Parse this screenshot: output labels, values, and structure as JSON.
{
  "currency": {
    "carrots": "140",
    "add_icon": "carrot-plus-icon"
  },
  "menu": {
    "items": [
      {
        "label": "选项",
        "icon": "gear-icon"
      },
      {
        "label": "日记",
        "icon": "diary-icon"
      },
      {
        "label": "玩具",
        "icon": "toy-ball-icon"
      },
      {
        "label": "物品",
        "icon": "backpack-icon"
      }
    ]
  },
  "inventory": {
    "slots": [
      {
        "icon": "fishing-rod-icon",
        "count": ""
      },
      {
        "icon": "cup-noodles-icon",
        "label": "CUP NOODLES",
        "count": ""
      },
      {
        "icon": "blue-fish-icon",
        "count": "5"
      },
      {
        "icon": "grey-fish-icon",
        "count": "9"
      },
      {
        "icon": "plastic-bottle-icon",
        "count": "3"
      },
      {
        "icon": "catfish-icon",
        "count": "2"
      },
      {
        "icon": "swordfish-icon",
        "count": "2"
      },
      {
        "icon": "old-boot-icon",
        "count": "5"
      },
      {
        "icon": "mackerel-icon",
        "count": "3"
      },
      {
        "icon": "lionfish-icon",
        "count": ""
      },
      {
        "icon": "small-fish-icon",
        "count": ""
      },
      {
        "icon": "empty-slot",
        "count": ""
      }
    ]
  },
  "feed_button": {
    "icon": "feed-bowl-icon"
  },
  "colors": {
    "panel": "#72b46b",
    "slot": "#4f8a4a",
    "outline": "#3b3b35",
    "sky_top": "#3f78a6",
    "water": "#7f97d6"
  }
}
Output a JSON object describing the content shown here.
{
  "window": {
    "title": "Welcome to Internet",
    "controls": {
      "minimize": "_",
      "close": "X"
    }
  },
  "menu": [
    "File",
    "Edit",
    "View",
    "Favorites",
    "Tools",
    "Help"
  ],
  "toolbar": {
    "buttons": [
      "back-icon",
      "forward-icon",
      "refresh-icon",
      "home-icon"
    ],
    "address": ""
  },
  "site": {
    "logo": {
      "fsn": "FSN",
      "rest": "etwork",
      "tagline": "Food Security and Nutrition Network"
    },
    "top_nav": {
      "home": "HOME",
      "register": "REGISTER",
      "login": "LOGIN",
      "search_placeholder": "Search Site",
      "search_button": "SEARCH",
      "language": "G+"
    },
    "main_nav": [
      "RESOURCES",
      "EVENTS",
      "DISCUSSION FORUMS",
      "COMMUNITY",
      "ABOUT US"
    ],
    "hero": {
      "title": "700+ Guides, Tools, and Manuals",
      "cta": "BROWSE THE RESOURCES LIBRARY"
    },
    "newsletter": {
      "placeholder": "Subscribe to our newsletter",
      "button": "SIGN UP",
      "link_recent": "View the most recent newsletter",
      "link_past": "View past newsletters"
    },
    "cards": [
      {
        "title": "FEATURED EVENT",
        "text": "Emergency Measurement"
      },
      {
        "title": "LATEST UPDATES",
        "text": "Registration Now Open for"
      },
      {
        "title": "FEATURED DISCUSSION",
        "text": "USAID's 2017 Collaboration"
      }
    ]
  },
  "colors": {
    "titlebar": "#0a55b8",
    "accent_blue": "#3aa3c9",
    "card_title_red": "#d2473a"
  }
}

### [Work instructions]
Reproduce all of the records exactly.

### [Response]
Parse this screenshot: output labels, values, and structure as JSON.
{
  "currency": {
    "carrots": "140",
    "add_icon": "carrot-plus-icon"
  },
  "menu": {
    "items": [
      {
        "label": "选项",
        "icon": "gear-icon"
      },
      {
        "label": "日记",
        "icon": "diary-icon"
      },
      {
        "label": "玩具",
        "icon": "toy-ball-icon"
      },
      {
        "label": "物品",
        "icon": "backpack-icon"
      }
    ]
  },
  "inventory": {
    "slots": [
      {
        "icon": "fishing-rod-icon",
        "count": ""
      },
      {
        "icon": "cup-noodles-icon",
        "label": "CUP NOODLES",
        "count": ""
      },
      {
        "icon": "blue-fish-icon",
        "count": "5"
      },
      {
        "icon": "grey-fish-icon",
        "count": "9"
      },
      {
        "icon": "plastic-bottle-icon",
        "count": "3"
      },
      {
        "icon": "catfish-icon",
        "count": "2"
      },
      {
        "icon": "swordfish-icon",
        "count": "2"
      },
      {
        "icon": "old-boot-icon",
        "count": "5"
      },
      {
        "icon": "mackerel-icon",
        "count": "3"
      },
      {
        "icon": "lionfish-icon",
        "count": ""
      },
      {
        "icon": "small-fish-icon",
        "count": ""
      },
      {
        "icon": "empty-slot",
        "count": ""
      }
    ]
  },
  "feed_button": {
    "icon": "feed-bowl-icon"
  },
  "colors": {
    "panel": "#72b46b",
    "slot": "#4f8a4a",
    "outline": "#3b3b35",
    "sky_top": "#3f78a6",
    "water": "#7f97d6"
  }
}
Output a JSON object describing the content shown here.
{
  "window": {
    "title": "Welcome to Internet",
    "controls": {
      "minimize": "_",
      "close": "X"
    }
  },
  "menu": [
    "File",
    "Edit",
    "View",
    "Favorites",
    "Tools",
    "Help"
  ],
  "toolbar": {
    "buttons": [
      "back-icon",
      "forward-icon",
      "refresh-icon",
      "home-icon"
    ],
    "address": ""
  },
  "site": {
    "logo": {
      "fsn": "FSN",
      "rest": "etwork",
      "tagline": "Food Security and Nutrition Network"
    },
    "top_nav": {
      "home": "HOME",
      "register": "REGISTER",
      "login": "LOGIN",
      "search_placeholder": "Search Site",
      "search_button": "SEARCH",
      "language": "G+"
    },
    "main_nav": [
      "RESOURCES",
      "EVENTS",
      "DISCUSSION FORUMS",
      "COMMUNITY",
      "ABOUT US"
    ],
    "hero": {
      "title": "700+ Guides, Tools, and Manuals",
      "cta": "BROWSE THE RESOURCES LIBRARY"
    },
    "newsletter": {
      "placeholder": "Subscribe to our newsletter",
      "button": "SIGN UP",
      "link_recent": "View the most recent newsletter",
      "link_past": "View past newsletters"
    },
    "cards": [
      {
        "title": "FEATURED EVENT",
        "text": "Emergency Measurement"
      },
      {
        "title": "LATEST UPDATES",
        "text": "Registration Now Open for"
      },
      {
        "title": "FEATURED DISCUSSION",
        "text": "USAID's 2017 Collaboration"
      }
    ]
  },
  "colors": {
    "titlebar": "#0a55b8",
    "accent_blue": "#3aa3c9",
    "card_title_red": "#d2473a"
  }
}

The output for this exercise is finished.